··· Available data

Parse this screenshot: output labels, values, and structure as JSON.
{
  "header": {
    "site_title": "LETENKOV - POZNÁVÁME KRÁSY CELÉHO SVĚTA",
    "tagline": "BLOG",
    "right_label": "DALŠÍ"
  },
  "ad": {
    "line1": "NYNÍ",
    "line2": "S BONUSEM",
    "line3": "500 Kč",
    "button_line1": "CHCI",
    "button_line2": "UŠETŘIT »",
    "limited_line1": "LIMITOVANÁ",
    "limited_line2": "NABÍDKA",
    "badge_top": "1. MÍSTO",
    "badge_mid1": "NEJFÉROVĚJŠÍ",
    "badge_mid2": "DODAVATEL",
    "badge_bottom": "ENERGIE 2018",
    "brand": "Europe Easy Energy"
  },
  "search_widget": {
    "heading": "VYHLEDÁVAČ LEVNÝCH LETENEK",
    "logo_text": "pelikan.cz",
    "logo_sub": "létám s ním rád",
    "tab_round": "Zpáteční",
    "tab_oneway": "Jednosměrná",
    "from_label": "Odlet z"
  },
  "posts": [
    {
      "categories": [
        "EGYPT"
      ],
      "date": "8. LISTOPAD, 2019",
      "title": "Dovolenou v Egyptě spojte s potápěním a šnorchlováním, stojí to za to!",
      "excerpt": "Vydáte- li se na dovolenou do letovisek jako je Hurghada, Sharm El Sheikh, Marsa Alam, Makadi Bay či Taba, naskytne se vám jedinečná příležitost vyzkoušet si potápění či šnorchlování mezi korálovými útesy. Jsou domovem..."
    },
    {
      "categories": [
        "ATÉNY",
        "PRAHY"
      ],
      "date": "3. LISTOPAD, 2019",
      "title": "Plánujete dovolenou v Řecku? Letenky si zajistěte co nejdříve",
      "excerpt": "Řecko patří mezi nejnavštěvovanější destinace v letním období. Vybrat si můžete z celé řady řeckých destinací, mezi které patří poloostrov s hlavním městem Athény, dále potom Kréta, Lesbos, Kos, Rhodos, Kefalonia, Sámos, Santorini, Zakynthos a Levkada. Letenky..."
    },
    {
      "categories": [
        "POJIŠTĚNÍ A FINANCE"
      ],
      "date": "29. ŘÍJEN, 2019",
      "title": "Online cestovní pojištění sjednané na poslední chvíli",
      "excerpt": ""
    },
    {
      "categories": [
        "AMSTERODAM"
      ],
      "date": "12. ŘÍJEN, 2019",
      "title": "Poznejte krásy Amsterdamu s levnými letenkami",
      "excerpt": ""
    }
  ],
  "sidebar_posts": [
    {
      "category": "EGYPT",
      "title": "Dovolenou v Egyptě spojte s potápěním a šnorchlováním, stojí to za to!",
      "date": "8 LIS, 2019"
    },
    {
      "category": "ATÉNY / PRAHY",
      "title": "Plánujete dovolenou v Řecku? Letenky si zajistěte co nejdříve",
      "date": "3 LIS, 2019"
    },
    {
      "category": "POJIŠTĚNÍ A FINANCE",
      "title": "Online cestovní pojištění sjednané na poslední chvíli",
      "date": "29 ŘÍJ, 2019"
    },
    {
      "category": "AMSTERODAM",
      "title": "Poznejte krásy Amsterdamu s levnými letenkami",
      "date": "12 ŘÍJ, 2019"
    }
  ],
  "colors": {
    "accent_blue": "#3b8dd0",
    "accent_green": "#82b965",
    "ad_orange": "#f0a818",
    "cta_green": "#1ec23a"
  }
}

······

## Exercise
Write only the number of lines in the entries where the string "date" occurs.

## Output for this task
8